In dissent, Justice Scalia said the language of the law does not support making it a crime for one lawful gun owner to buy a gun for another. Expectedly, Scalia was joined by the court’s other conservatives — Chief Justice Roberts and Justices Clarence Thomas and Samuel Alito.

Abramski is being too honest where he doesn’t need to be, and too dishonest where it is most important to be honest!  How could this problem have been avoided?  He should have said he was buying the gun for another person that could have lawfully owned it…wait…would they have allowed that transaction to occur?

Humble man too drunk to hold head up for mugshot – this is news!?

Sean Carl Payne of Humble was arrested outside a bar in Humble early Thursday had so much to drink, police had to hold his head up to snap his mug shot.  Mr.  Payne was charged with public intoxication.  I found this story on CNN, a national news story about someone that was shit faced.  Why is this news?

I guess this just drew attention because the mugshot is kind of humorous.  Are we happy that we jail people for public intoxication?  Houston drunk_mugactually has begun a new program called the “Houston Sobering Center.”  Instead of being taken to jail for public intoxication, those picked up by police for being hammered out in public they can spend the night at the center rather than being hauled off to jail, overflowing our already crowded jails and tying up the courts.

The center has recently seen an uptick in visitors, meaning more Houston police officers are giving those stopped for public intoxication a chance to dry out for a few hours at the sobriety center instead of hauling them off to jail. It frees police up from filling out paperwork to get back to patrolling the streets.

Since this has been a successful program that eases the overcrowding problem at our jails, is more humane, and leaves the police on the streets to arrest real criminals, why are these programs not being used more widely?

Arrested For Public Intoxication?

Arrested for a DWI?

If you’ve been accused of a criminal offense involving alcohol such as public intoxication, or you have been accused of a DWI, contact attorney Tristan LeGrande by calling 281-684-3500.

General in the Aryan Brotherhood admits to racketeering

A probe that led to warrants and prosecutions of 74 members and associates  of the Aryan Brotherhood of Texas also snagged one of its generals, a man know as “Big Terry” Blake.  Blake plead guilty Friday to a massive racketeering conspiracy.

Blake, 57, told U.S. District Judge Sim Lake that he’d been close to the gang for most of his adult life, and was made a “full brother” in 1991.Aryan-Brotherhood

The Aryan Bortherhood Gang was born in the prison system of Texas in the 1980’s and still has a stronghold in prisons statewide today.

The race-based syndicate has a reach that extends from penitentiaries into the streets. Members have been imprisoned for crimes including arson, drug dealing, kidnapping, murder and an incident in which a finger was sliced from a corpse south of San Antonio as a trophy, according to court papers and testimony.

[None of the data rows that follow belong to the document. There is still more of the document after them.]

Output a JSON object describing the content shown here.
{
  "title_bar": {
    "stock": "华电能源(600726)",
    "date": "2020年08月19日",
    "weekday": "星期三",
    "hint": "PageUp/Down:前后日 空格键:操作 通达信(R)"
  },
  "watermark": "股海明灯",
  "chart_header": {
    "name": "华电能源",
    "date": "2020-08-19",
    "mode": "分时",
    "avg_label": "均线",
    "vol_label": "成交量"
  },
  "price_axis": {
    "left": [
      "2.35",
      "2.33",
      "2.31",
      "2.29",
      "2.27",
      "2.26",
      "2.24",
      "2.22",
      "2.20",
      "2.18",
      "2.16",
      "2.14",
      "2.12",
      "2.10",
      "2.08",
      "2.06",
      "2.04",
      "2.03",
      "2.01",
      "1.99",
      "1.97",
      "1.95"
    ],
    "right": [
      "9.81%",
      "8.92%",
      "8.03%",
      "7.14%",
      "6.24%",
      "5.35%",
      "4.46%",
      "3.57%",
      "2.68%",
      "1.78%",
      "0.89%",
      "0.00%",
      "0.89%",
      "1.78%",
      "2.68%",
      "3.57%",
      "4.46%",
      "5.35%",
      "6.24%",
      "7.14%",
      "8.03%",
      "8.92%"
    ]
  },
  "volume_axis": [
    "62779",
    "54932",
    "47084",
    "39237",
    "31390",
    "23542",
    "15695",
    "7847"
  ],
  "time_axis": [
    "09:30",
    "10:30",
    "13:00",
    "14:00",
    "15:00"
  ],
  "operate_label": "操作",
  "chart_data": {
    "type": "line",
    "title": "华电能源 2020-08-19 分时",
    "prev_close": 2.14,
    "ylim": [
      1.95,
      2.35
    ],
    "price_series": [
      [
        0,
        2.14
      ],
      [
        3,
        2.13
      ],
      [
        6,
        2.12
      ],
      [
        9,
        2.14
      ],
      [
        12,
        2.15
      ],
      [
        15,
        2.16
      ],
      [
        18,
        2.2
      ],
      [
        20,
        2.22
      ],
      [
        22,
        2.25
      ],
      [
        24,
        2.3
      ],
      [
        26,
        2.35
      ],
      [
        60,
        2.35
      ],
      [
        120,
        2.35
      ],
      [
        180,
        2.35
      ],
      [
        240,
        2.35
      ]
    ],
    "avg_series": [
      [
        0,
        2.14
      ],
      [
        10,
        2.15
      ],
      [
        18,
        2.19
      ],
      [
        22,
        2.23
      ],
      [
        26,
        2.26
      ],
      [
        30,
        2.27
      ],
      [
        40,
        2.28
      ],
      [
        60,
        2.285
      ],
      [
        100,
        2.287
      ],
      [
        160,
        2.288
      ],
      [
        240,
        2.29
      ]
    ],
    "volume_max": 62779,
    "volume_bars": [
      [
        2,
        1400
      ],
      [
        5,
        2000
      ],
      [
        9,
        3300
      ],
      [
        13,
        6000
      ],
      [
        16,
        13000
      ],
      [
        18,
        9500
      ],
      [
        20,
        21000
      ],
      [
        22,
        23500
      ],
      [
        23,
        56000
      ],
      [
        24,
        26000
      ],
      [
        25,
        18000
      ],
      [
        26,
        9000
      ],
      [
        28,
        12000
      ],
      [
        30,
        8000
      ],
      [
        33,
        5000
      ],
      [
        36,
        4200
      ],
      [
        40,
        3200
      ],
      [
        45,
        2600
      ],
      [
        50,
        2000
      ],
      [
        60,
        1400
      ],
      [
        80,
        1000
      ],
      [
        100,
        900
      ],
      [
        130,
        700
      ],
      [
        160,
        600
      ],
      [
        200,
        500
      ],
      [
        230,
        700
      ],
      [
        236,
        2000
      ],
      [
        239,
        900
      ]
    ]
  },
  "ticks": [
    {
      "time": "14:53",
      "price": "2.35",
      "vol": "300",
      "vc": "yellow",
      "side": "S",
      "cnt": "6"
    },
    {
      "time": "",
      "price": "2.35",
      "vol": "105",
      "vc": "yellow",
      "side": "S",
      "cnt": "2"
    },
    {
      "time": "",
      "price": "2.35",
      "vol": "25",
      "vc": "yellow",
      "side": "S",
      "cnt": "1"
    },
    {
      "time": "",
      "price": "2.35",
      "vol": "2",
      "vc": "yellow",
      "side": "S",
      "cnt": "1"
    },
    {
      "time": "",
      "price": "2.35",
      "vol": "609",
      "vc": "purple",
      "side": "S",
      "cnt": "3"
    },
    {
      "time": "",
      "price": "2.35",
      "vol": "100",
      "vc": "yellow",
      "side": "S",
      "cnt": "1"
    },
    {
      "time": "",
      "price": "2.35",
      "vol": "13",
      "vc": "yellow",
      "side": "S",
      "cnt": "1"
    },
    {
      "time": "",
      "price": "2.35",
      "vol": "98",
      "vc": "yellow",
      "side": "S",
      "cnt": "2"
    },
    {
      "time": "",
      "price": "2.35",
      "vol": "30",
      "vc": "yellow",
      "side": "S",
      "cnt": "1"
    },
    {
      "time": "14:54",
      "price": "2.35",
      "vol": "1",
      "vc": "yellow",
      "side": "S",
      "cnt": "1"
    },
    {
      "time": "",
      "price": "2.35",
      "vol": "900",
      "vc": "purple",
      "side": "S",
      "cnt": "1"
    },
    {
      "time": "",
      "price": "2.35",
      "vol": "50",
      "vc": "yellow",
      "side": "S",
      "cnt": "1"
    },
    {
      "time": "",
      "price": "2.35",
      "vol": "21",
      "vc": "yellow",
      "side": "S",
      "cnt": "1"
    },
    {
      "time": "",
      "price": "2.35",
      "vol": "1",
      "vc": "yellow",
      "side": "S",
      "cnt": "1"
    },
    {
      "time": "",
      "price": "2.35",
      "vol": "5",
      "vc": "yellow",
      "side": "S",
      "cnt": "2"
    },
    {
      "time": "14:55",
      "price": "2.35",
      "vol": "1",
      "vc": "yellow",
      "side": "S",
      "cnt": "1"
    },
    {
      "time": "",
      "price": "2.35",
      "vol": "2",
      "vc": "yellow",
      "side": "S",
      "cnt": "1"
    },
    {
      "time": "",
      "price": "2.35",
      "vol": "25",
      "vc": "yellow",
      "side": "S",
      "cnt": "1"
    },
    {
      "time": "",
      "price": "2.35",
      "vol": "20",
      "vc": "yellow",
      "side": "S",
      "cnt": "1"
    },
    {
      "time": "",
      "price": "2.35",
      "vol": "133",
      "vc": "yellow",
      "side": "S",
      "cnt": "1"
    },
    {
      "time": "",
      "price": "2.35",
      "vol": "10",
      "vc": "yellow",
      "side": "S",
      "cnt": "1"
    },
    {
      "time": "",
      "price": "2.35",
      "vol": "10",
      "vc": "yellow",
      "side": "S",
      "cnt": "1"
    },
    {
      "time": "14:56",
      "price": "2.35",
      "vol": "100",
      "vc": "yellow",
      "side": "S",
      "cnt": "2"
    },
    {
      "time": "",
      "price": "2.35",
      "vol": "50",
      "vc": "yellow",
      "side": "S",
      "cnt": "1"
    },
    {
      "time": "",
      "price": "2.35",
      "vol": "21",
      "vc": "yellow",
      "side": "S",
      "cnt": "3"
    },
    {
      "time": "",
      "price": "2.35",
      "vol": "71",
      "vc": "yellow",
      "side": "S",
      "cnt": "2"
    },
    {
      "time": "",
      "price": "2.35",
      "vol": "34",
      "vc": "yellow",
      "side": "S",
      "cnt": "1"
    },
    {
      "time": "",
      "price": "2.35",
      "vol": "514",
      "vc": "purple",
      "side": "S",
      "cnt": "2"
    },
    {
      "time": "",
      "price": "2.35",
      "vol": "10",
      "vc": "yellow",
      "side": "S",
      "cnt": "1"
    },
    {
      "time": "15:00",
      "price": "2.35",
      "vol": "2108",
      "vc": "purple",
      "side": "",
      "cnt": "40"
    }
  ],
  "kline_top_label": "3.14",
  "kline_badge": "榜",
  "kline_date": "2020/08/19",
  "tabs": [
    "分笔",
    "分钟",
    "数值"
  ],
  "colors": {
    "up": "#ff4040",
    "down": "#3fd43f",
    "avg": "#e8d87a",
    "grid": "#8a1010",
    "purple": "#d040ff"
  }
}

Its good to see that the US Attorneys office is spending some of its time going after violent criminal organizations.  These organizations take advantage in large part of the weaknesses in our justice system, particularly the illicit drug market.  BY keeping drugs illegal we create a black market for these organizations to use to generate revenue, fueling their other more violent crimes.